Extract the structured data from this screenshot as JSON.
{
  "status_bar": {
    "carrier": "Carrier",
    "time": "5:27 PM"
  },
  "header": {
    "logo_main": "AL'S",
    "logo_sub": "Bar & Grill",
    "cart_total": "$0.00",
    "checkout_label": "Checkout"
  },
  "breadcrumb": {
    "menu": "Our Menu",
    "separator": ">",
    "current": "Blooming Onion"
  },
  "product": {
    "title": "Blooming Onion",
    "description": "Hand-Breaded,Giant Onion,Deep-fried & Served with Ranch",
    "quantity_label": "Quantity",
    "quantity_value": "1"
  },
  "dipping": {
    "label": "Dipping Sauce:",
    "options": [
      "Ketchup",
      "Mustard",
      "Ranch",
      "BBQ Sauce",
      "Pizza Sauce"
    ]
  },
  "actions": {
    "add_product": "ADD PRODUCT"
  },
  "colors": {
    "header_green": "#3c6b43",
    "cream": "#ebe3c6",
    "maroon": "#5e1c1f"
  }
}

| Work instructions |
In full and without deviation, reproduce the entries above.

| Solved problem |
Extract the structured data from this screenshot as JSON.
{
  "status_bar": {
    "carrier": "Carrier",
    "time": "5:27 PM"
  },
  "header": {
    "logo_main": "AL'S",
    "logo_sub": "Bar & Grill",
    "cart_total": "$0.00",
    "checkout_label": "Checkout"
  },
  "breadcrumb": {
    "menu": "Our Menu",
    "separator": ">",
    "current": "Blooming Onion"
  },
  "product": {
    "title": "Blooming Onion",
    "description": "Hand-Breaded,Giant Onion,Deep-fried & Served with Ranch",
    "quantity_label": "Quantity",
    "quantity_value": "1"
  },
  "dipping": {
    "label": "Dipping Sauce:",
    "options": [
      "Ketchup",
      "Mustard",
      "Ranch",
      "BBQ Sauce",
      "Pizza Sauce"
    ]
  },
  "actions": {
    "add_product": "ADD PRODUCT"
  },
  "colors": {
    "header_green": "#3c6b43",
    "cream": "#ebe3c6",
    "maroon": "#5e1c1f"
  }
}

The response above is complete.